4.3: 12.13: news.math/probability function over naturals:
. can we define a probability distribution on the set of integers
(rather than the real numbers between 0 and 1)
such that they each occur with equal probability
(i.e. does a uniform distribution on the integers exist)?
". it can not be the case that
each of the infinity of integers
has the same probability
and the probability density function integrates to 1"
. but intuitively you can see
that the value is non-zero:
it is the infinitesimal defined by 1/infinity .
. by using L'Hopital's Rules for Improper Integration
we can get a definite integral from
an infinity of infinitesimals .
[12.13: I doubt that applies to a constant function over
naturals or integers, but I have another argument ...]
. I think it should be obvious from
the definition of probability function and infinity
that integration(0..infinity) 1/infinity = 1
or even integration(-infinity...infinity) 1/infinity = 1
simply because that is the mathematical way of saying
the fact that the chance of picking
the same item from an infinite set
is infinitesimally unlikely but not impossible:
the probability = 1/infinity = infinitesimal .
. integration(0..infinity) 1/infinity
= infinity * 1/infinity = 1;
but, integration(-infinity...infinity) 1/infinity = 1?
. the basic integration rules have this to say:
= integration(-infinity..c) f(x)
+ integration(c..infinity) f(x);
= integration(negatives) + integration(naturals).
= infinity * 1/infinity + infinity * 1/infinity
= 1+1 =2, which is not what we want
for a probability function .
. if the cardinality of naturals is infinity
then cardinality of integers is 2*infinity

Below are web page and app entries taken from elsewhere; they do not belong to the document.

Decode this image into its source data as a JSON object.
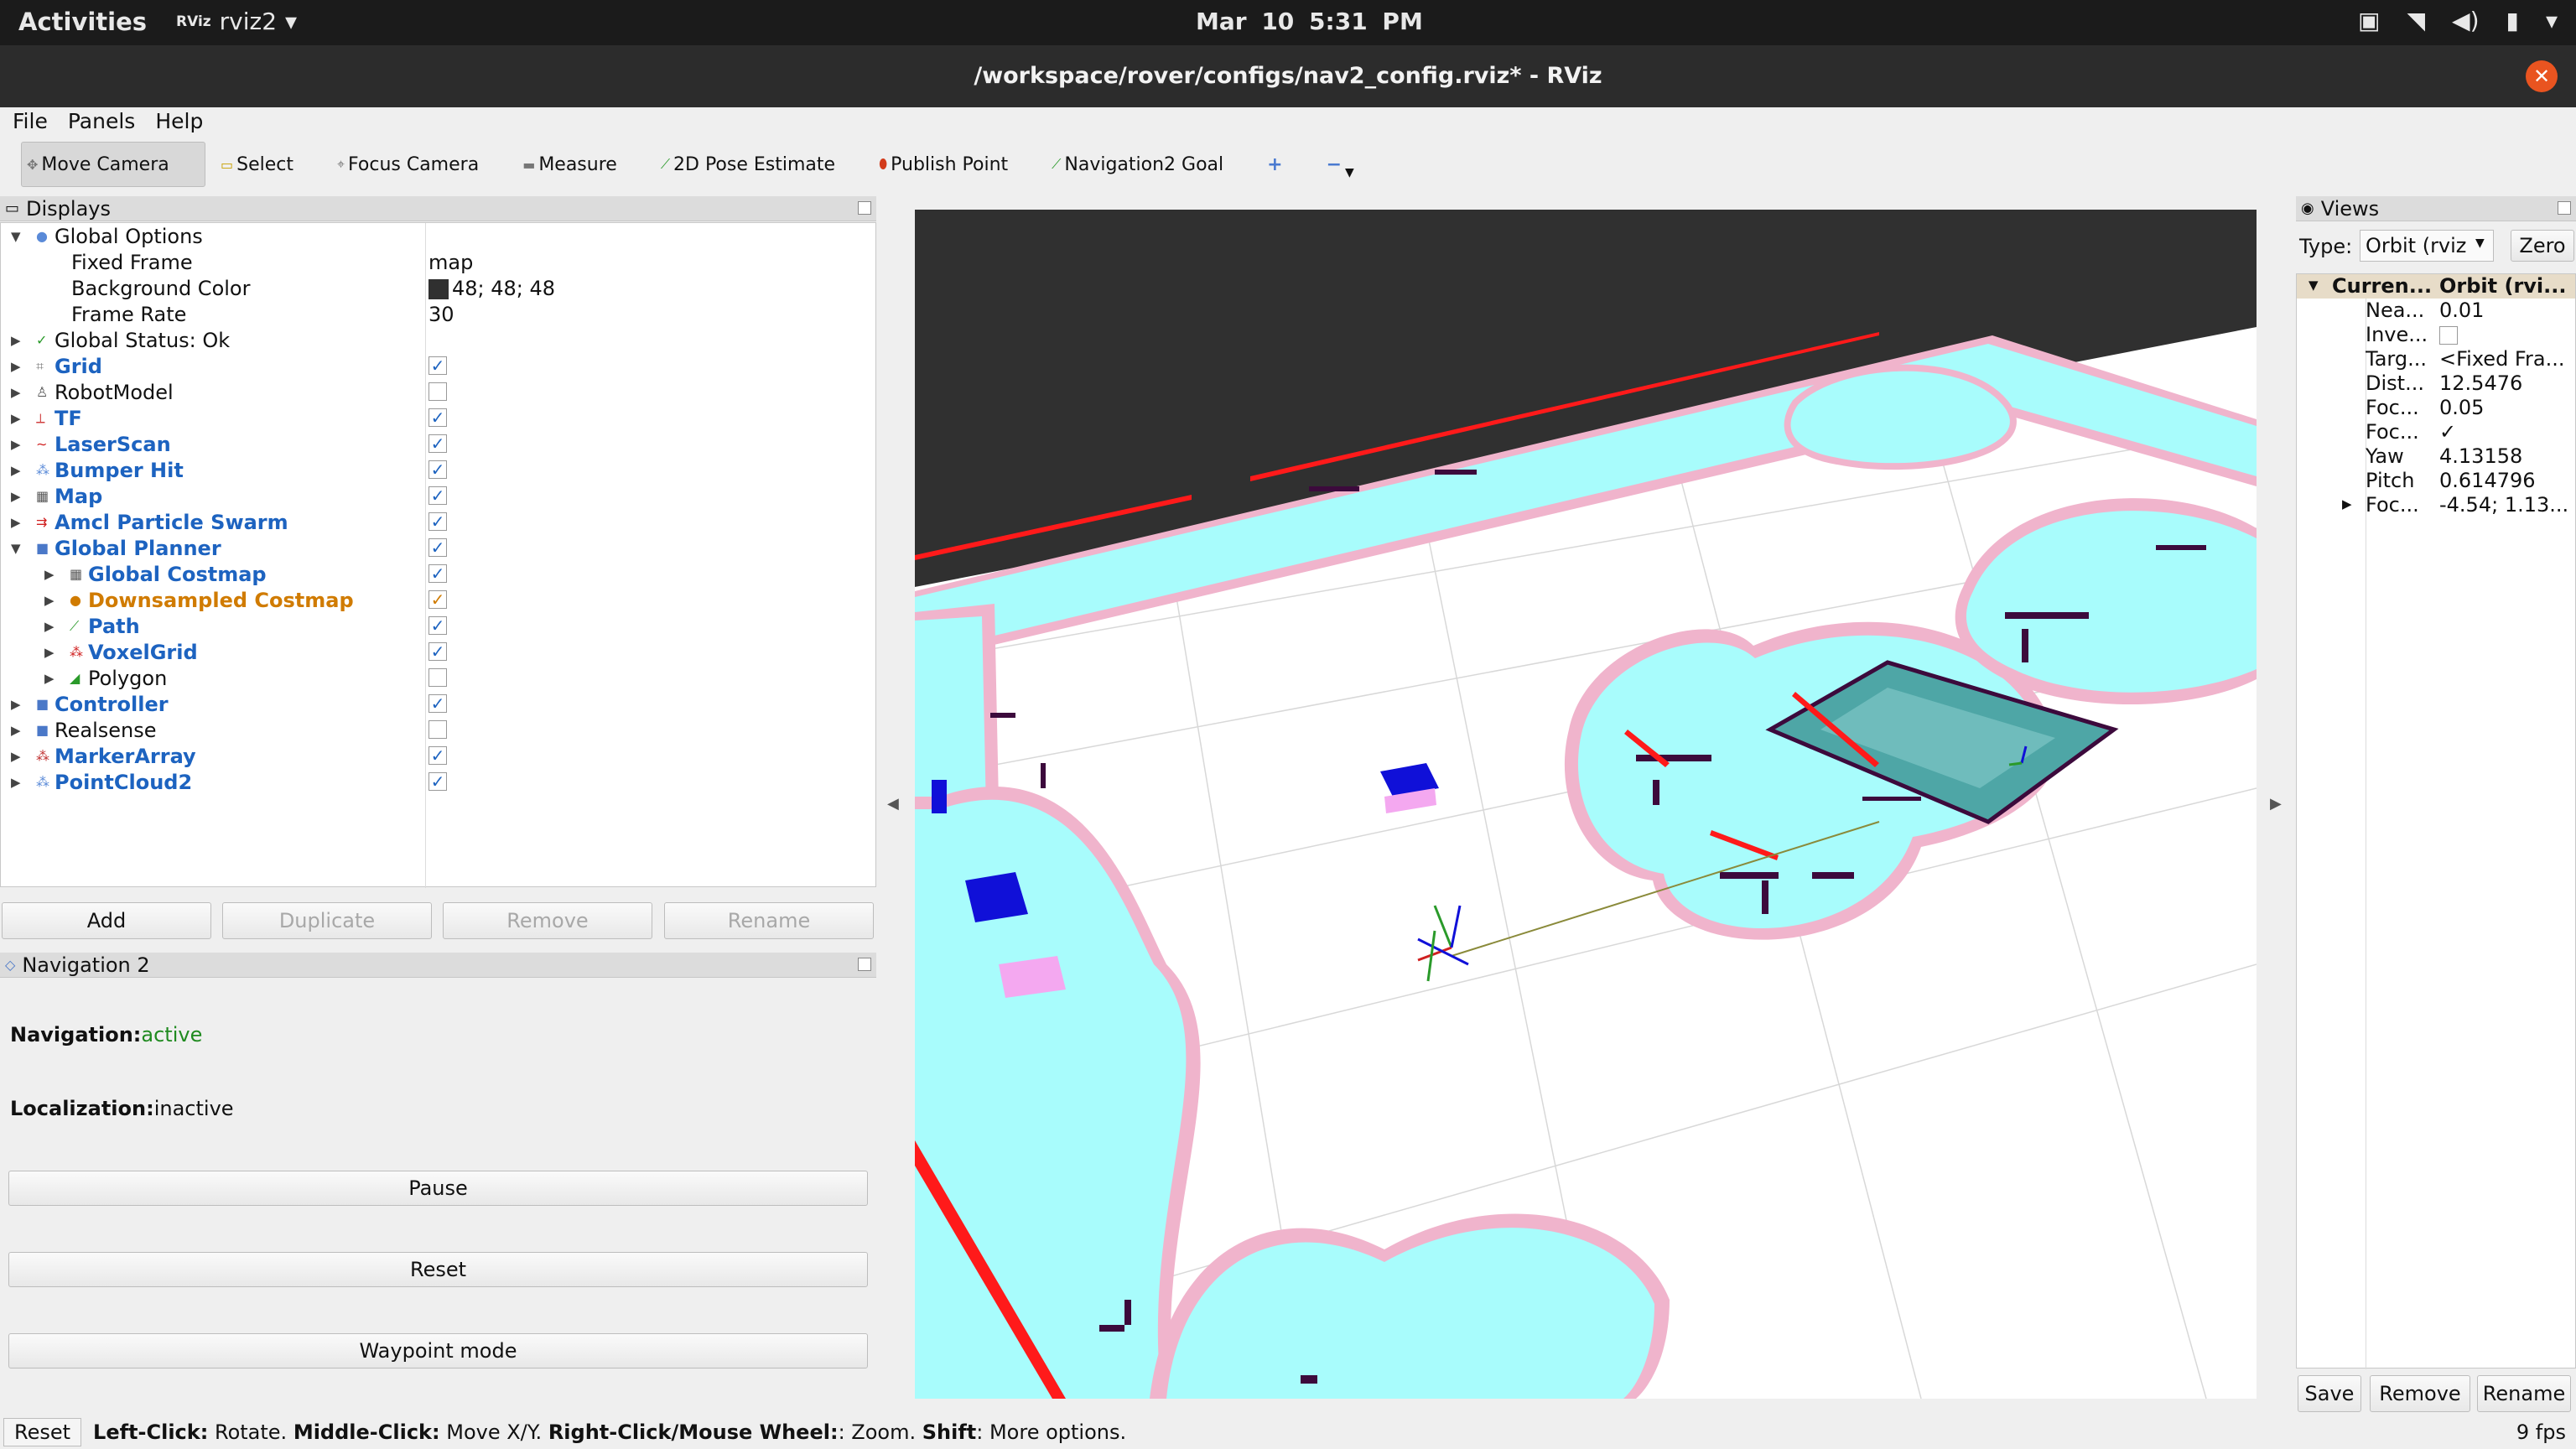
{
  "topbar": {
    "activities": "Activities",
    "app_menu": "rviz2",
    "app_badge": "RViz",
    "clock": "Mar 10  5:31 PM",
    "tray_icons": [
      "screen-icon",
      "wifi-icon",
      "volume-icon",
      "battery-icon",
      "power-chevron-icon"
    ]
  },
  "window": {
    "title": "/workspace/rover/configs/nav2_config.rviz* - RViz",
    "close_glyph": "✕"
  },
  "menu": {
    "file": "File",
    "panels": "Panels",
    "help": "Help"
  },
  "toolbar": {
    "move_camera": "Move Camera",
    "select": "Select",
    "focus_camera": "Focus Camera",
    "measure": "Measure",
    "pose_estimate": "2D Pose Estimate",
    "publish_point": "Publish Point",
    "nav2_goal": "Navigation2 Goal",
    "add_tool": "+",
    "remove_tool": "−"
  },
  "displays": {
    "title": "Displays",
    "global_options": "Global Options",
    "fixed_frame_label": "Fixed Frame",
    "fixed_frame_value": "map",
    "bg_color_label": "Background Color",
    "bg_color_value": "48; 48; 48",
    "frame_rate_label": "Frame Rate",
    "frame_rate_value": "30",
    "global_status": "Global Status: Ok",
    "grid": "Grid",
    "robot_model": "RobotModel",
    "tf": "TF",
    "laser_scan": "LaserScan",
    "bumper_hit": "Bumper Hit",
    "map": "Map",
    "amcl": "Amcl Particle Swarm",
    "global_planner": "Global Planner",
    "global_costmap": "Global Costmap",
    "downsampled_costmap": "Downsampled Costmap",
    "path": "Path",
    "voxel_grid": "VoxelGrid",
    "polygon": "Polygon",
    "controller": "Controller",
    "realsense": "Realsense",
    "marker_array": "MarkerArray",
    "pointcloud2": "PointCloud2",
    "check": "✓"
  },
  "display_buttons": {
    "add": "Add",
    "duplicate": "Duplicate",
    "remove": "Remove",
    "rename": "Rename"
  },
  "nav2": {
    "title": "Navigation 2",
    "navigation_label": "Navigation:",
    "navigation_value": "active",
    "localization_label": "Localization:",
    "localization_value": "inactive",
    "pause": "Pause",
    "reset": "Reset",
    "waypoint_mode": "Waypoint mode"
  },
  "views": {
    "title": "Views",
    "type_label": "Type:",
    "type_value": "Orbit (rviz",
    "zero": "Zero",
    "current_label": "Curren...",
    "current_value": "Orbit (rvi...",
    "rows": [
      {
        "k": "Nea...",
        "v": "0.01"
      },
      {
        "k": "Inve...",
        "v": ""
      },
      {
        "k": "Targ...",
        "v": "<Fixed Fra..."
      },
      {
        "k": "Dist...",
        "v": "12.5476"
      },
      {
        "k": "Foc...",
        "v": "0.05"
      },
      {
        "k": "Foc...",
        "v": "✓"
      },
      {
        "k": "Yaw",
        "v": "4.13158"
      },
      {
        "k": "Pitch",
        "v": "0.614796"
      },
      {
        "k": "Foc...",
        "v": "-4.54; 1.13..."
      }
    ],
    "save": "Save",
    "remove": "Remove",
    "rename": "Rename"
  },
  "statusbar": {
    "reset": "Reset",
    "left_click": "Left-Click:",
    "rotate": " Rotate. ",
    "middle_click": "Middle-Click:",
    "move_xy": " Move X/Y. ",
    "right_click": "Right-Click/Mouse Wheel:",
    "zoom": ": Zoom. ",
    "shift": "Shift",
    "more": ": More options.",
    "fps": "9 fps"
  },
  "colors": {
    "background_3d": "#303030",
    "floor": "#ffffff",
    "costmap_cyan": "#a8fcfc",
    "inflation_pink": "#f0b4cc",
    "obstacle_dark": "#3c0a3c",
    "laser_red": "#ff1a1a",
    "teal": "#4ea6a6",
    "link_blue": "#1d63c0",
    "warn_orange": "#d07b00",
    "active_green": "#1f8a1f"
  }
}
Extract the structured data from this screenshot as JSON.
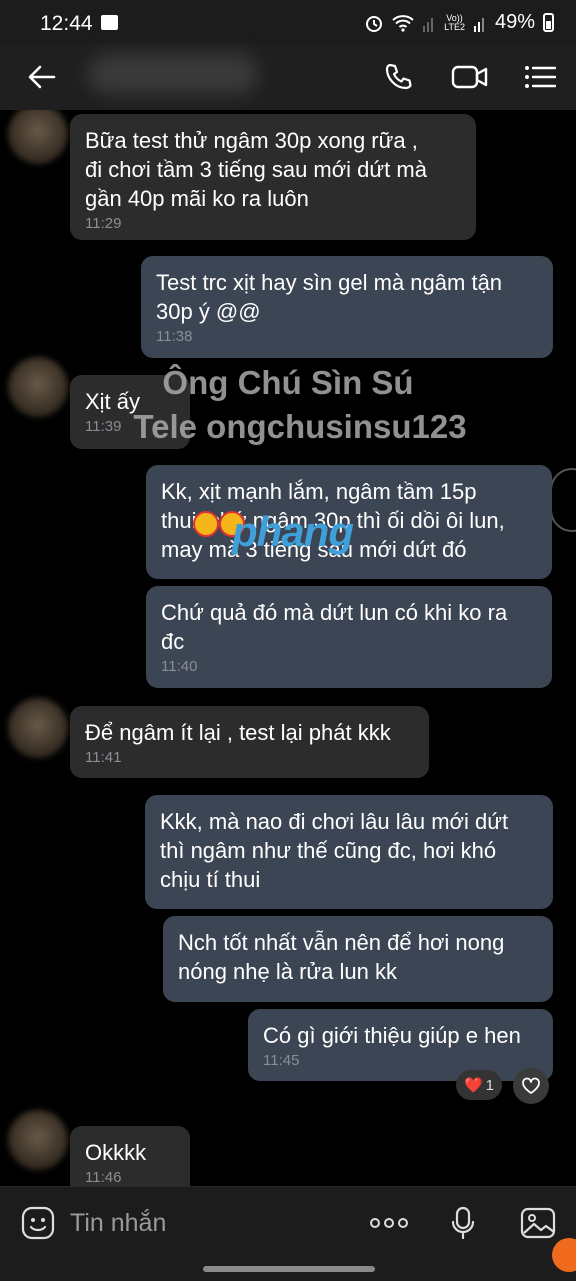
{
  "status": {
    "time": "12:44",
    "battery": "49%",
    "network": "Vo)) LTE2"
  },
  "header": {
    "back_icon": "arrow-left-icon",
    "call_icon": "phone-icon",
    "video_icon": "video-icon",
    "menu_icon": "menu-icon"
  },
  "messages": [
    {
      "dir": "in",
      "text": "Bữa test thử ngâm 30p xong rữa ,\nđi chơi tầm 3 tiếng sau mới dứt mà\ngần 40p mãi ko ra luôn",
      "time": "11:29"
    },
    {
      "dir": "out",
      "text": "Test trc xịt hay sìn gel mà ngâm tận\n30p ý @@",
      "time": "11:38"
    },
    {
      "dir": "in",
      "text": "Xịt ấy",
      "time": "11:39"
    },
    {
      "dir": "out",
      "text": "Kk, xịt mạnh lắm, ngâm tầm 15p\nthui, chứ ngâm 30p thì ối dồi ôi lun,\nmay mà 3 tiếng sau mới dứt đó",
      "time": ""
    },
    {
      "dir": "out",
      "text": "Chứ quả đó mà dứt lun có khi ko ra\nđc",
      "time": "11:40"
    },
    {
      "dir": "in",
      "text": "Để ngâm ít lại , test lại phát kkk",
      "time": "11:41"
    },
    {
      "dir": "out",
      "text": "Kkk, mà nao đi chơi lâu lâu mới dứt\nthì ngâm như thế cũng đc, hơi khó\nchịu tí thui",
      "time": ""
    },
    {
      "dir": "out",
      "text": "Nch tốt nhất vẫn nên để hơi nong\nnóng nhẹ là rửa lun kk",
      "time": ""
    },
    {
      "dir": "out",
      "text": "Có gì giới thiệu giúp e hen",
      "time": "11:45"
    },
    {
      "dir": "in",
      "text": "Okkkk",
      "time": "11:46"
    }
  ],
  "watermark": {
    "line1": "Ông Chú Sìn Sú",
    "line2": "Tele ongchusinsu123"
  },
  "logo": "phang",
  "reaction": {
    "emoji": "❤️",
    "count": "1"
  },
  "input": {
    "placeholder": "Tin nhắn"
  },
  "colors": {
    "bubble_in": "#2c2c2c",
    "bubble_out": "#3c4553",
    "accent_logo": "#3f9fd8"
  }
}
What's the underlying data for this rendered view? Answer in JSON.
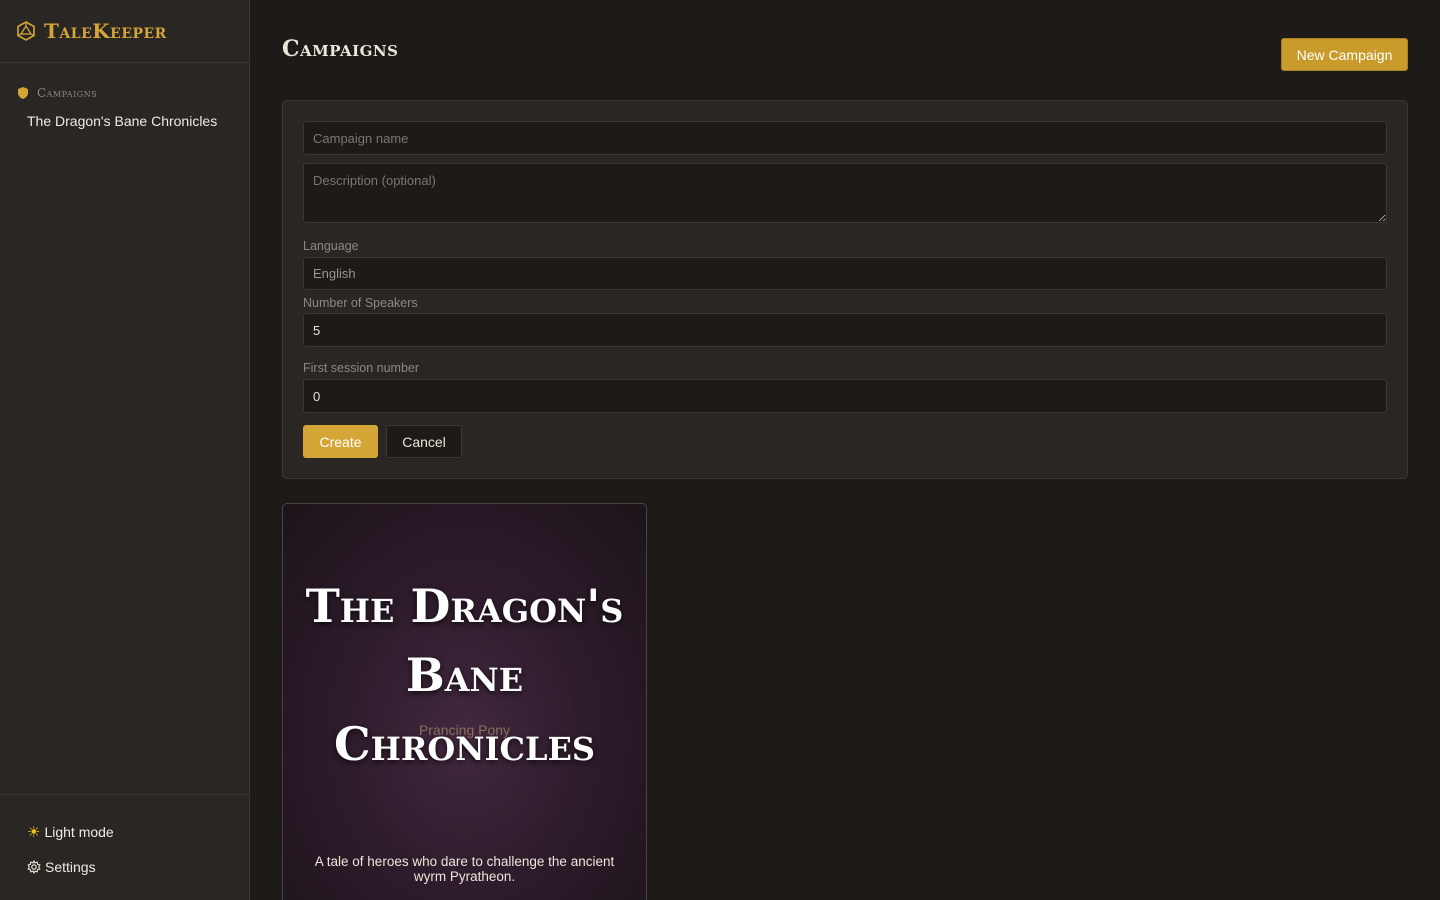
{
  "app": {
    "name": "TaleKeeper",
    "brand_icon": "d20-icon",
    "accent_color": "#d4a537"
  },
  "sidebar": {
    "section_label": "Campaigns",
    "section_icon": "shield-icon",
    "items": [
      {
        "label": "The Dragon's Bane Chronicles"
      }
    ],
    "footer": {
      "light_mode_label": "Light mode",
      "light_mode_icon": "sun-icon",
      "settings_label": "Settings",
      "settings_icon": "gear-icon"
    }
  },
  "main": {
    "title": "Campaigns",
    "new_button_label": "New Campaign",
    "form": {
      "name_placeholder": "Campaign name",
      "name_value": "",
      "description_placeholder": "Description (optional)",
      "description_value": "",
      "language_label": "Language",
      "language_value": "English",
      "speakers_label": "Number of Speakers",
      "speakers_value": "5",
      "session_label": "First session number",
      "session_value": "0",
      "create_label": "Create",
      "cancel_label": "Cancel"
    },
    "campaigns": [
      {
        "title": "The Dragon's Bane Chronicles",
        "subtitle": "Prancing Pony",
        "description": "A tale of heroes who dare to challenge the ancient wyrm Pyratheon."
      }
    ]
  }
}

and cardinality of reals is 2*infinity*infinity,
because there an infinity of integers to choose from
and then an infinity of fractions also .